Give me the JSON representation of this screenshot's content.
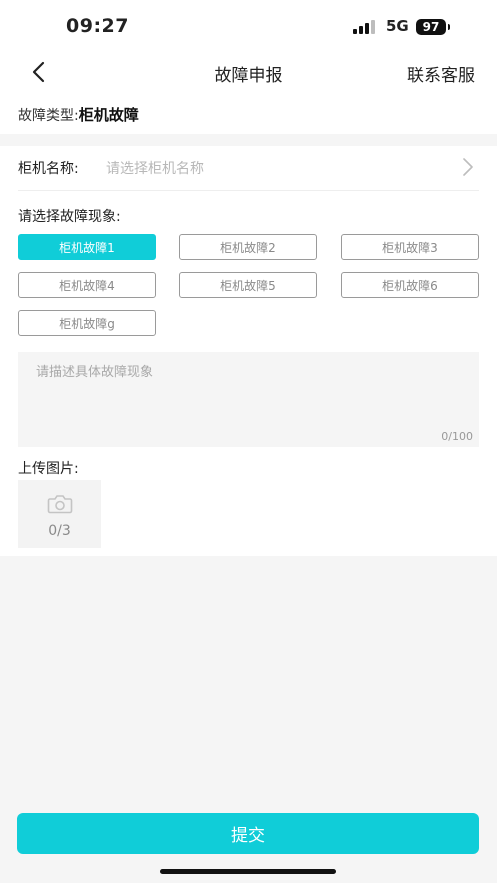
{
  "status_bar": {
    "time": "09:27",
    "network": "5G",
    "battery": "97"
  },
  "nav": {
    "title": "故障申报",
    "right_action": "联系客服"
  },
  "fault_type": {
    "label": "故障类型:",
    "value": "柜机故障"
  },
  "cabinet": {
    "label": "柜机名称:",
    "placeholder": "请选择柜机名称"
  },
  "symptoms": {
    "label": "请选择故障现象:",
    "options": [
      "柜机故障1",
      "柜机故障2",
      "柜机故障3",
      "柜机故障4",
      "柜机故障5",
      "柜机故障6",
      "柜机故障g"
    ],
    "selected": "柜机故障1"
  },
  "description": {
    "placeholder": "请描述具体故障现象",
    "counter": "0/100"
  },
  "upload": {
    "label": "上传图片:",
    "counter": "0/3",
    "icon": "camera-icon"
  },
  "submit": {
    "label": "提交"
  },
  "colors": {
    "accent": "#10cdd8",
    "page_bg": "#f5f5f5"
  }
}
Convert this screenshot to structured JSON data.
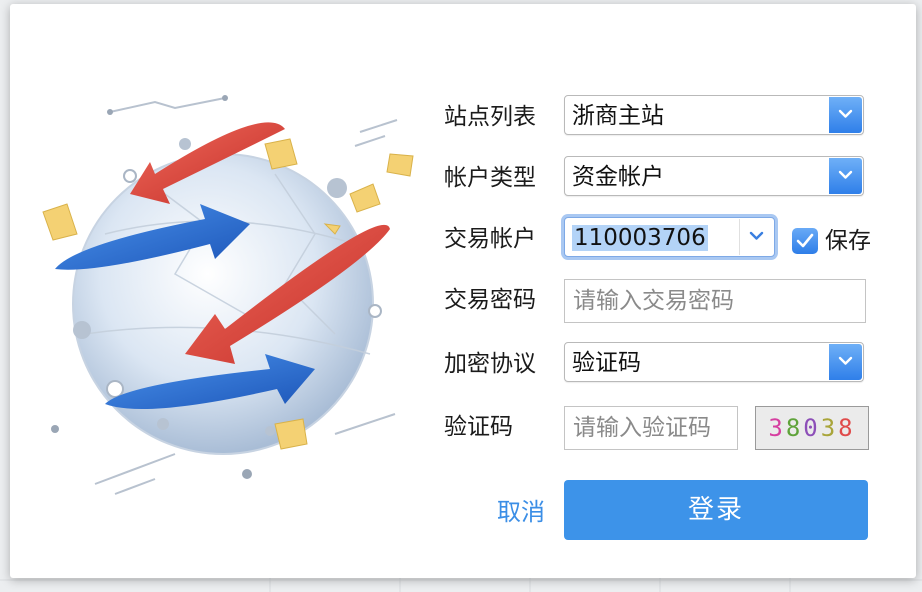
{
  "form": {
    "site_list": {
      "label": "站点列表",
      "value": "浙商主站"
    },
    "account_type": {
      "label": "帐户类型",
      "value": "资金帐户"
    },
    "trade_account": {
      "label": "交易帐户",
      "value": "110003706"
    },
    "save": {
      "label": "保存",
      "checked": true
    },
    "trade_password": {
      "label": "交易密码",
      "placeholder": "请输入交易密码"
    },
    "encryption_protocol": {
      "label": "加密协议",
      "value": "验证码"
    },
    "captcha": {
      "label": "验证码",
      "placeholder": "请输入验证码",
      "code": [
        "3",
        "8",
        "0",
        "3",
        "8"
      ]
    }
  },
  "actions": {
    "cancel": "取消",
    "login": "登录"
  },
  "colors": {
    "accent": "#3d93e9",
    "link": "#3b8ee6",
    "arrow_red": "#d9413c",
    "arrow_blue": "#2f72d6"
  },
  "icons": {
    "dropdown": "chevron-down-icon",
    "check": "checkmark-icon",
    "illustration": "globe-arrows-icon"
  }
}
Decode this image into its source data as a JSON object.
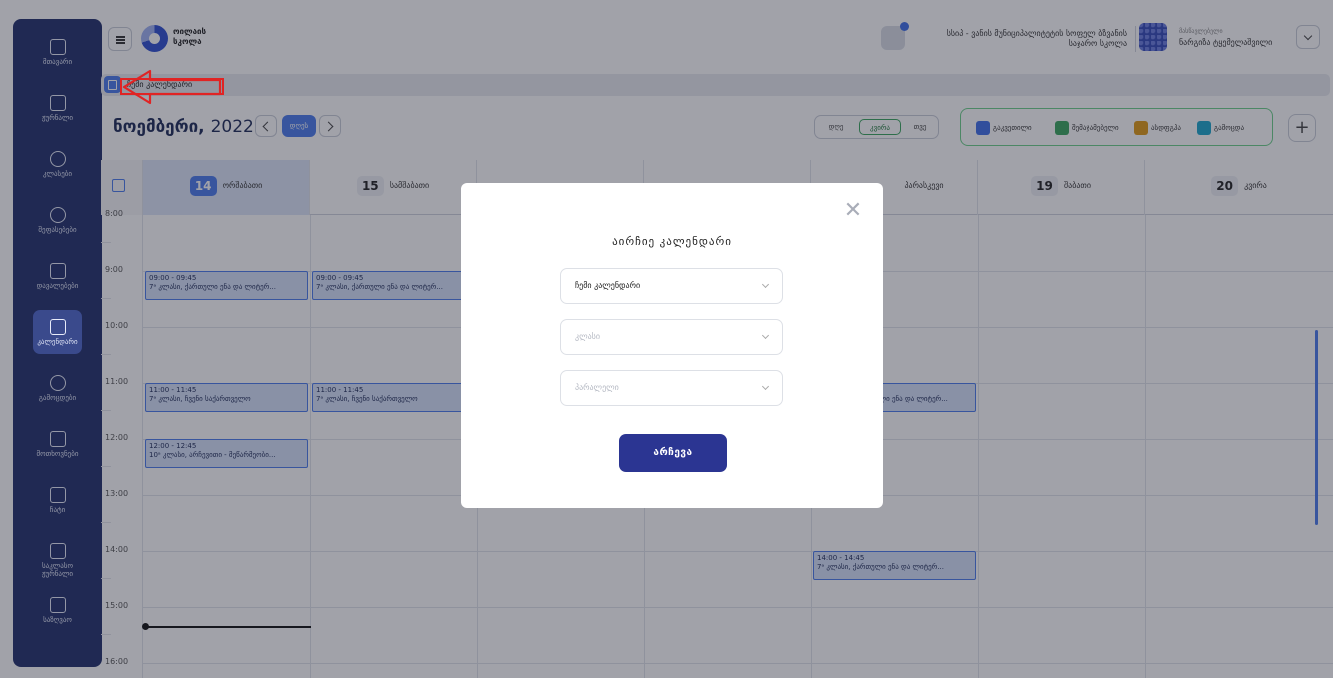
{
  "sidebar": {
    "items": [
      {
        "label": "მთავარი",
        "icon": "grid-icon"
      },
      {
        "label": "ჟურნალი",
        "icon": "journal-icon"
      },
      {
        "label": "კლასები",
        "icon": "users-icon"
      },
      {
        "label": "შეფასებები",
        "icon": "chart-icon"
      },
      {
        "label": "დავალებები",
        "icon": "task-icon"
      },
      {
        "label": "კალენდარი",
        "icon": "calendar-icon",
        "active": true
      },
      {
        "label": "გამოცდები",
        "icon": "shield-icon"
      },
      {
        "label": "მოთხოვნები",
        "icon": "document-icon"
      },
      {
        "label": "ჩატი",
        "icon": "chat-icon"
      },
      {
        "label": "საკლასო ჟურნალი",
        "icon": "clipboard-icon"
      },
      {
        "label": "საზღვაო",
        "icon": "backpack-icon"
      }
    ]
  },
  "header": {
    "app_name_line1": "ოილაის",
    "app_name_line2": "სკოლა",
    "school_line1": "სსიპ - ვანის მუნიციპალიტეტის სოფელ ბზვანის",
    "school_line2": "საჯარო სკოლა",
    "user_role": "მასწავლებელი",
    "user_name": "ნარგიზა ტყემელაშვილი"
  },
  "breadcrumb": {
    "label": "ჩემი კალენდარი"
  },
  "toolbar": {
    "month": "ნოემბერი,",
    "year": "2022",
    "today_label": "დღეს",
    "views": [
      {
        "label": "დღე"
      },
      {
        "label": "კვირა",
        "active": true
      },
      {
        "label": "თვე"
      }
    ]
  },
  "legend": [
    {
      "label": "გაკვეთილი",
      "color": "#3f6ee8"
    },
    {
      "label": "შემაჯამებელი",
      "color": "#3aa65d"
    },
    {
      "label": "ასდფგჰა",
      "color": "#e09a14"
    },
    {
      "label": "გამოცდა",
      "color": "#1aa6cc"
    }
  ],
  "calendar": {
    "days": [
      {
        "num": "14",
        "name": "ორშაბათი",
        "today": true
      },
      {
        "num": "15",
        "name": "სამშაბათი"
      },
      {
        "num": "",
        "name": ""
      },
      {
        "num": "",
        "name": ""
      },
      {
        "num": "",
        "name": "პარასკევი"
      },
      {
        "num": "19",
        "name": "შაბათი"
      },
      {
        "num": "20",
        "name": "კვირა"
      }
    ],
    "times": [
      "8:00",
      "9:00",
      "10:00",
      "11:00",
      "12:00",
      "13:00",
      "14:00",
      "15:00",
      "16:00"
    ],
    "events": [
      {
        "time": "09:00 - 09:45",
        "title": "7ᵃ კლასი, ქართული ენა და ლიტერ..."
      },
      {
        "time": "09:00 - 09:45",
        "title": "7ᵃ კლასი, ქართული ენა და ლიტერ..."
      },
      {
        "time": "11:00 - 11:45",
        "title": "7ᵃ კლასი, ჩვენი საქართველო"
      },
      {
        "time": "11:00 - 11:45",
        "title": "7ᵃ კლასი, ჩვენი საქართველო"
      },
      {
        "time": "",
        "title": "ული ენა და ლიტერ..."
      },
      {
        "time": "12:00 - 12:45",
        "title": "10ᵃ კლასი, არჩევითი - მეწარმეობი..."
      },
      {
        "time": "14:00 - 14:45",
        "title": "7ᵃ კლასი, ქართული ენა და ლიტერ..."
      }
    ]
  },
  "modal": {
    "title": "აირჩიე კალენდარი",
    "calendar_select": "ჩემი კალენდარი",
    "class_placeholder": "კლასი",
    "parallel_placeholder": "პარალელი",
    "submit_label": "არჩევა"
  }
}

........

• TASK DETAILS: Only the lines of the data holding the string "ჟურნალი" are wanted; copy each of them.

• RESPONSE TO THE TASK:
        "label": "ჟურნალი",
        "label": "საკლასო ჟურნალი",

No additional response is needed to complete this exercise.